How Retailers Can Keep Up With Consumers
In 2015, retailers need to truly understand customer segments and behaviors in a dynamic way across all channels. This means going beyond basic customer segmentation, merging data across channels in a way that predicts changing trends and specific marketing promotions.
One misconception is brick-and-mortar businesses feel online stores could eventually make offline stores obsolete. I disagree. There will always be a need for physical locations. Between 80 percent to 90 percent of retail transactions occur offline. While that number can be significantly higher or lower depending on the segment, it's clear the offline experience is still critical.
To win, retailers have to accept that the online channel has transformed offline retail. By collecting valuable data from customers across multiple channels, retailers are given numerous opportunities to drive purchasing decisions wherever the customer prefers shopping. To obtain and use big data, retailers need to do the following:

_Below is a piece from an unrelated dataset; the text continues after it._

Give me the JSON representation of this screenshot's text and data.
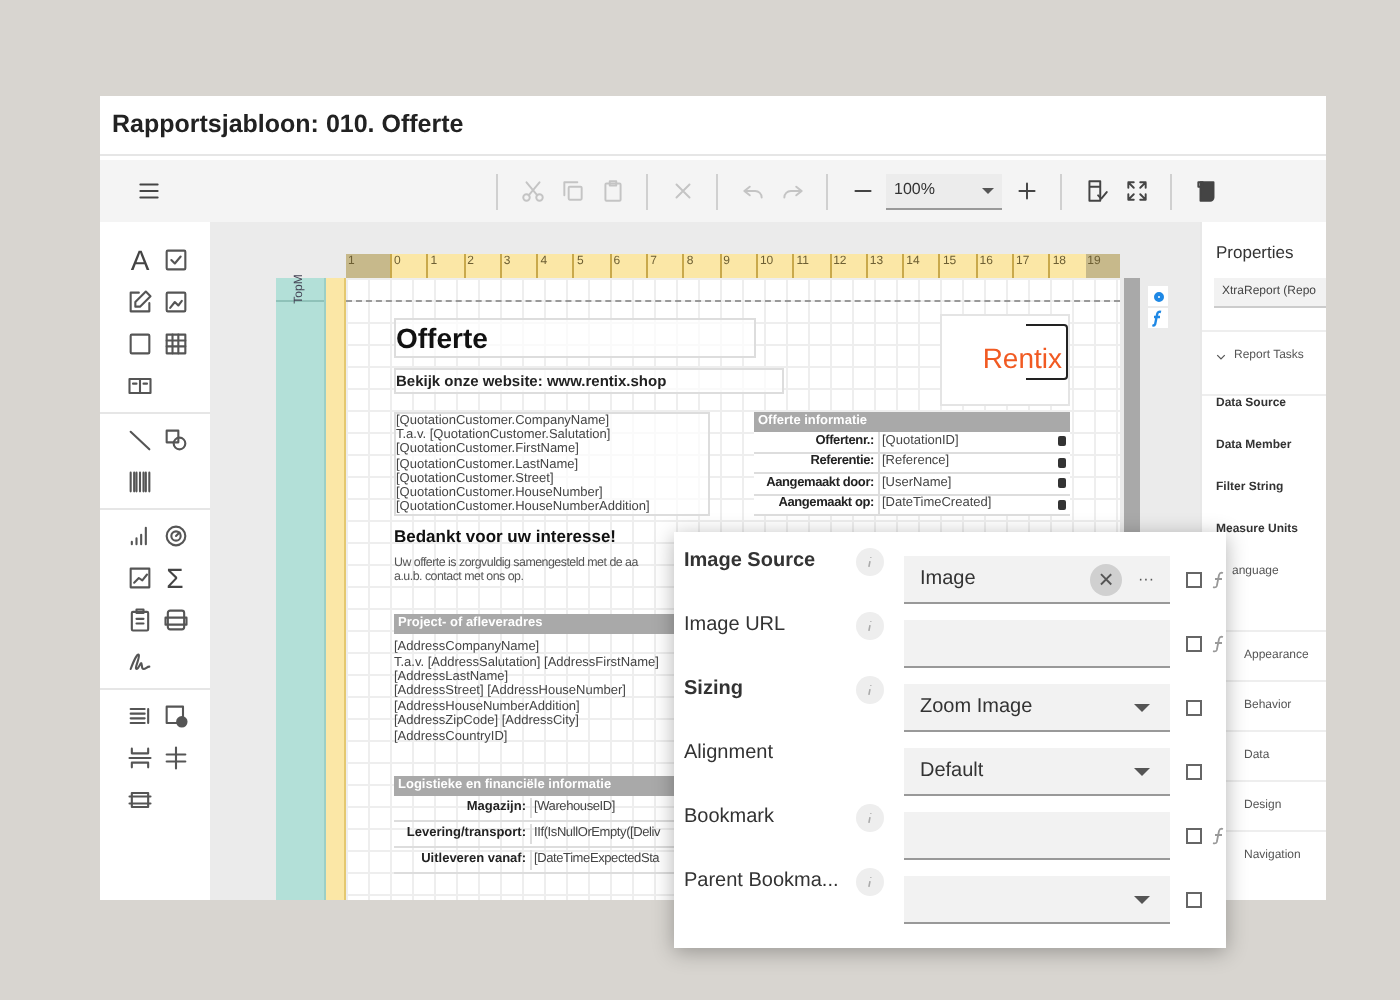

- Develop promotions and engagements that encourage consumers to input their personal information. Gathering demographics and likes/dislikes gives retailers an advantage, and provides an opportunity to build customer loyalty.
- Know the mixture of product, channel and customer segment/persona, and how they change. For example, a specific segment or persona may prefer to buy a particular type of product on their mobile device vs. in-store. We don't all buy the same things in every channel.
- Retailers have to understand what marketing promotions cause customers to convert and why.
- Be ahead of the game when it comes to technology. The right tools enable retailers to collect more and better data. Cloud-based point-of-sale systems and beacons foster richer data by providing more opportunities to collect customer data. As we see things like proximity technologies make their way into stores, consumers are being offered more exciting and engaging interactions in the offline world.
Using Big Data to Succeed
Retailers wanting to succeed must use a big data approach to customer analytics. The conventional approach for large retailers is to adopt new frameworks such as MapReduce or in-memory processing frameworks like Apache Spark and throw all of their data into a giant new data warehouse. All this does is set up the data for advanced modeling; it doesn't actually give the retailer any ammunition in terms of customer insights, marketing insights or specific recommendations.
In 2015, we'll see more retail consolidation. However, we'll also see other retailers grow at record rates. The common denominator between success and failure will be how they use their data to understand their customers and marketing efforts. Retailers need to buy big data solutions that are targeted to their specific industry and focus on the actions and insights they can actually take. Imagine showing up to the Formula 1 circuit with only the latest tools to build the car. Don't be surprised when your competition runs laps around you because they showed up with a purpose-built race car.
Kerry Liu is the CEO of Rubikloud, a retail intelligence platform that collects and analyzes customer-centric data for retailers.